# Material to process
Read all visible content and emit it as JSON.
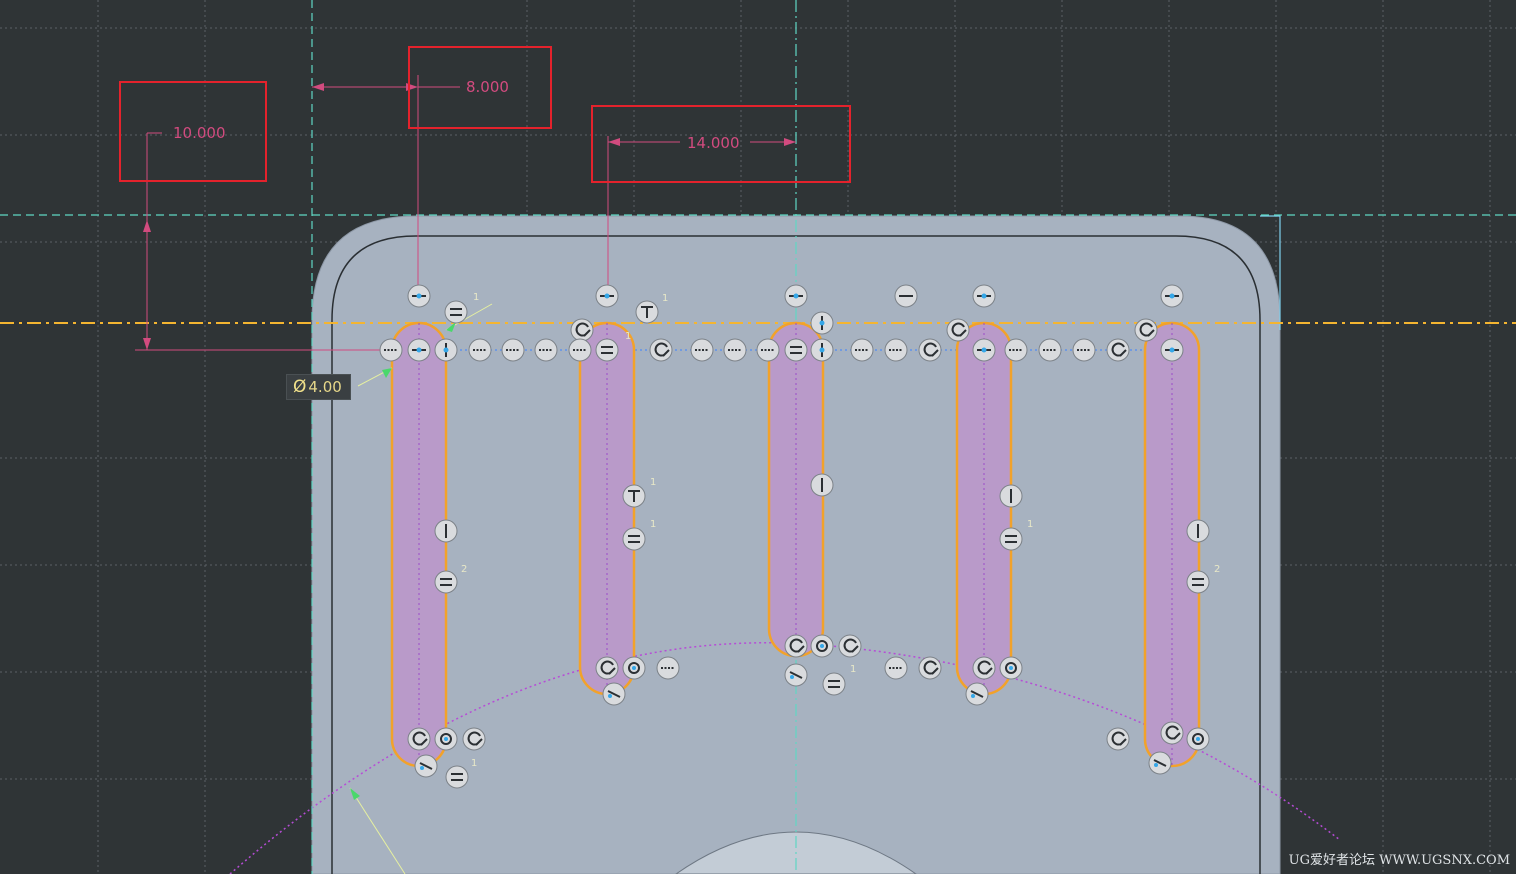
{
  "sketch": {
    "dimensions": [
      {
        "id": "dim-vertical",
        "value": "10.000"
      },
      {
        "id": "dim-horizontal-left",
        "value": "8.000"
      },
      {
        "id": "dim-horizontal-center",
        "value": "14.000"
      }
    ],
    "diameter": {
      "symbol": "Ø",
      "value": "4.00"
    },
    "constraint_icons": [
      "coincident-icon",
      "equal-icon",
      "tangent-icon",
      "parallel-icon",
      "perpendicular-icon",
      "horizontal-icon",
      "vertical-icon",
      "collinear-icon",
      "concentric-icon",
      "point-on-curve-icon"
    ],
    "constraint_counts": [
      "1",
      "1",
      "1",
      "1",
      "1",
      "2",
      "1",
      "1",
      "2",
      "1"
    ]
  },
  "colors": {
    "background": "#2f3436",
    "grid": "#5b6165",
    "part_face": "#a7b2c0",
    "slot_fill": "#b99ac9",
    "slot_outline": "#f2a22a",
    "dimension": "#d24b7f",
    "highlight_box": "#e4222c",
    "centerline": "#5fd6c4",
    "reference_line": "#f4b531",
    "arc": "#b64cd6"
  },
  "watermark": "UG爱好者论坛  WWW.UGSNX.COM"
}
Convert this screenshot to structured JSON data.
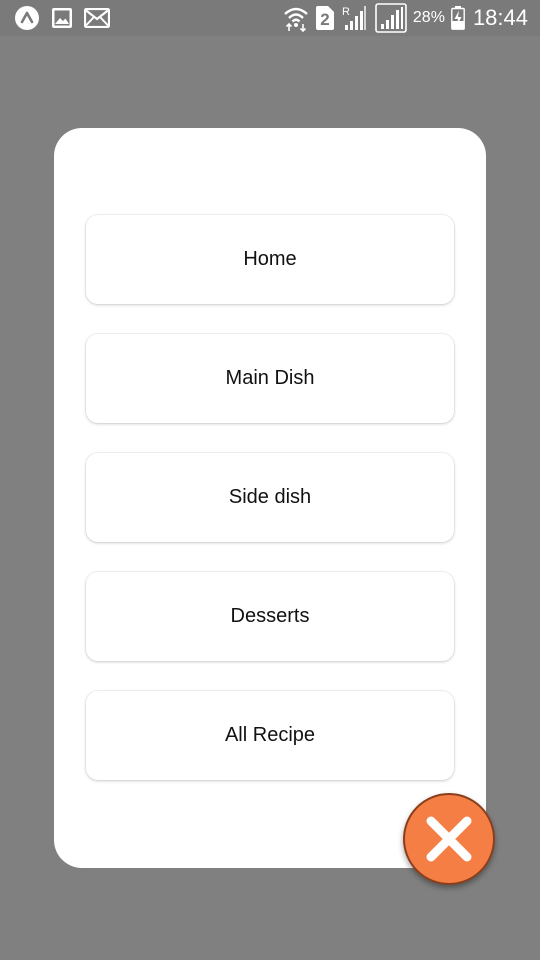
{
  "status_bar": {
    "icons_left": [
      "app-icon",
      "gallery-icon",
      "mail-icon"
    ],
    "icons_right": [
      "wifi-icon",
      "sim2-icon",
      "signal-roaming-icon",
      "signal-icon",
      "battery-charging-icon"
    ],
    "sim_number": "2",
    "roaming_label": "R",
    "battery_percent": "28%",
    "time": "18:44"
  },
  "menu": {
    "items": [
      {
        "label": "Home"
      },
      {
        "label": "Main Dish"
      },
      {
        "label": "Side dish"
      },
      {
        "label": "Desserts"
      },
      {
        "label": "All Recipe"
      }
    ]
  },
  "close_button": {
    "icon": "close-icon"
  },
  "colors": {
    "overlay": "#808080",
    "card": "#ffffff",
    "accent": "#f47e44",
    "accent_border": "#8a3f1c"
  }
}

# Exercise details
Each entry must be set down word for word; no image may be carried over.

# Answer for this exercise
Read all visible content and emit it as JSON.
{
  "sketch": {
    "dimensions": [
      {
        "id": "dim-vertical",
        "value": "10.000"
      },
      {
        "id": "dim-horizontal-left",
        "value": "8.000"
      },
      {
        "id": "dim-horizontal-center",
        "value": "14.000"
      }
    ],
    "diameter": {
      "symbol": "Ø",
      "value": "4.00"
    },
    "constraint_icons": [
      "coincident-icon",
      "equal-icon",
      "tangent-icon",
      "parallel-icon",
      "perpendicular-icon",
      "horizontal-icon",
      "vertical-icon",
      "collinear-icon",
      "concentric-icon",
      "point-on-curve-icon"
    ],
    "constraint_counts": [
      "1",
      "1",
      "1",
      "1",
      "1",
      "2",
      "1",
      "1",
      "2",
      "1"
    ]
  },
  "colors": {
    "background": "#2f3436",
    "grid": "#5b6165",
    "part_face": "#a7b2c0",
    "slot_fill": "#b99ac9",
    "slot_outline": "#f2a22a",
    "dimension": "#d24b7f",
    "highlight_box": "#e4222c",
    "centerline": "#5fd6c4",
    "reference_line": "#f4b531",
    "arc": "#b64cd6"
  },
  "watermark": "UG爱好者论坛  WWW.UGSNX.COM"
}
Convert this screenshot to structured JSON data.
{
  "status_bar": {
    "icons_left": [
      "app-icon",
      "gallery-icon",
      "mail-icon"
    ],
    "icons_right": [
      "wifi-icon",
      "sim2-icon",
      "signal-roaming-icon",
      "signal-icon",
      "battery-charging-icon"
    ],
    "sim_number": "2",
    "roaming_label": "R",
    "battery_percent": "28%",
    "time": "18:44"
  },
  "menu": {
    "items": [
      {
        "label": "Home"
      },
      {
        "label": "Main Dish"
      },
      {
        "label": "Side dish"
      },
      {
        "label": "Desserts"
      },
      {
        "label": "All Recipe"
      }
    ]
  },
  "close_button": {
    "icon": "close-icon"
  },
  "colors": {
    "overlay": "#808080",
    "card": "#ffffff",
    "accent": "#f47e44",
    "accent_border": "#8a3f1c"
  }
}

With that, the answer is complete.